- _Exercise brief_: Please print each of the entries below exactly.

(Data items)
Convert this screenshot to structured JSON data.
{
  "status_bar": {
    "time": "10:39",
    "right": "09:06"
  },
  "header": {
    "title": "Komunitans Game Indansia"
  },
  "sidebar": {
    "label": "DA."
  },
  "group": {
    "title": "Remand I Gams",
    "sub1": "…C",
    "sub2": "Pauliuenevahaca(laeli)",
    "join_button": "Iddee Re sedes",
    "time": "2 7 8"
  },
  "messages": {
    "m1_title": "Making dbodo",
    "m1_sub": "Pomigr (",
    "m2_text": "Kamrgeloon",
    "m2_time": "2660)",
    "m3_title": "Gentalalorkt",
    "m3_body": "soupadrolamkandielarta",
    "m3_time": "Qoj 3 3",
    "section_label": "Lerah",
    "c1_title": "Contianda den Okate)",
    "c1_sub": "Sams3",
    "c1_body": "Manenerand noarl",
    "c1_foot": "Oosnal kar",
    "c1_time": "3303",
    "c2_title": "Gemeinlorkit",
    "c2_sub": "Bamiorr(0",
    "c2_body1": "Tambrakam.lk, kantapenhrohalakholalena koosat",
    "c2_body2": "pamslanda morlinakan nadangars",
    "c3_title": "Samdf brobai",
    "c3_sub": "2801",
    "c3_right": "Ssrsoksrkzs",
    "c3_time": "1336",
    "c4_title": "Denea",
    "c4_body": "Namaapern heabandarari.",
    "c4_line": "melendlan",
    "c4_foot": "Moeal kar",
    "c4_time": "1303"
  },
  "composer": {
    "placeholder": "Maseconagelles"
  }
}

- _Answer to this exercise_:
Convert this screenshot to structured JSON data.
{
  "status_bar": {
    "time": "10:39",
    "right": "09:06"
  },
  "header": {
    "title": "Komunitans Game Indansia"
  },
  "sidebar": {
    "label": "DA."
  },
  "group": {
    "title": "Remand I Gams",
    "sub1": "…C",
    "sub2": "Pauliuenevahaca(laeli)",
    "join_button": "Iddee Re sedes",
    "time": "2 7 8"
  },
  "messages": {
    "m1_title": "Making dbodo",
    "m1_sub": "Pomigr (",
    "m2_text": "Kamrgeloon",
    "m2_time": "2660)",
    "m3_title": "Gentalalorkt",
    "m3_body": "soupadrolamkandielarta",
    "m3_time": "Qoj 3 3",
    "section_label": "Lerah",
    "c1_title": "Contianda den Okate)",
    "c1_sub": "Sams3",
    "c1_body": "Manenerand noarl",
    "c1_foot": "Oosnal kar",
    "c1_time": "3303",
    "c2_title": "Gemeinlorkit",
    "c2_sub": "Bamiorr(0",
    "c2_body1": "Tambrakam.lk, kantapenhrohalakholalena koosat",
    "c2_body2": "pamslanda morlinakan nadangars",
    "c3_title": "Samdf brobai",
    "c3_sub": "2801",
    "c3_right": "Ssrsoksrkzs",
    "c3_time": "1336",
    "c4_title": "Denea",
    "c4_body": "Namaapern heabandarari.",
    "c4_line": "melendlan",
    "c4_foot": "Moeal kar",
    "c4_time": "1303"
  },
  "composer": {
    "placeholder": "Maseconagelles"
  }
}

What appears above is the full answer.